• **Work task**: Line count for "title": state how many lines of the data below include it, and output nothing more.

• **Listed entries**:

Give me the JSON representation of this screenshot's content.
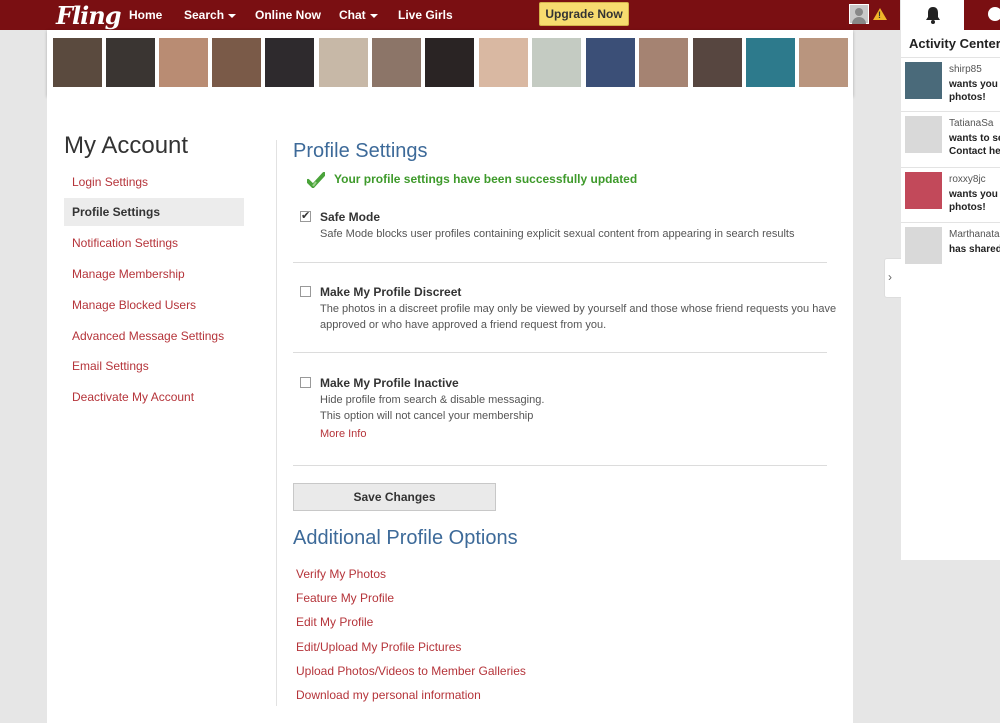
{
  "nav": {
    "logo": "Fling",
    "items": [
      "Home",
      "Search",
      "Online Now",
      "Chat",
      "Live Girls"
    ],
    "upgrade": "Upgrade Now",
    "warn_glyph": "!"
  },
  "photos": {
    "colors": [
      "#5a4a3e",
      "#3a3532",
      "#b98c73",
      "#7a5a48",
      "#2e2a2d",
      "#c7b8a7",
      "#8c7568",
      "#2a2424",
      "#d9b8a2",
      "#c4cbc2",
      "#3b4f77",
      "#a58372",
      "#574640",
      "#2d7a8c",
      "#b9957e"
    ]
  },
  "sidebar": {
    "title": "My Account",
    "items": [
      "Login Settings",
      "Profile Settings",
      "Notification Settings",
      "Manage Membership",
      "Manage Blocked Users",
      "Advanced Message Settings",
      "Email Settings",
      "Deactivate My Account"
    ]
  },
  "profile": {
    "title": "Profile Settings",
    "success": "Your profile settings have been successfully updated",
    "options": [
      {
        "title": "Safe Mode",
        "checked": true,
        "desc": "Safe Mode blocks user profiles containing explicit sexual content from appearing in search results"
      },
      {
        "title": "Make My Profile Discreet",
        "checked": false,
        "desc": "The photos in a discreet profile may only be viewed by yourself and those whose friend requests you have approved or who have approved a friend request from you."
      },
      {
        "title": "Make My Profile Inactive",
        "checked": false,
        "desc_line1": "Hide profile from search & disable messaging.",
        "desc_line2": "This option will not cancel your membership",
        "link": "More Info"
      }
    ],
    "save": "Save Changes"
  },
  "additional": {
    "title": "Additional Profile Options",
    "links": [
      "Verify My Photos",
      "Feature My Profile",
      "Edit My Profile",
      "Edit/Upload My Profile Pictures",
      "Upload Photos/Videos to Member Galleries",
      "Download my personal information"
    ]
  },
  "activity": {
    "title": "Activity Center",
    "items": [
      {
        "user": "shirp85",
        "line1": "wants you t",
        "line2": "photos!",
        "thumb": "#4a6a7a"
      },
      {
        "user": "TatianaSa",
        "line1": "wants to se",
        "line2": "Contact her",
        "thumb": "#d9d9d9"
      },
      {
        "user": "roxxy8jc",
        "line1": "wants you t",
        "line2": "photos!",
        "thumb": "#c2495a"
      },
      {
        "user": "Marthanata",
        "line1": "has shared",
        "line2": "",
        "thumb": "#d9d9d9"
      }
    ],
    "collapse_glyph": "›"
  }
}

• **Solution to this exercise**: 7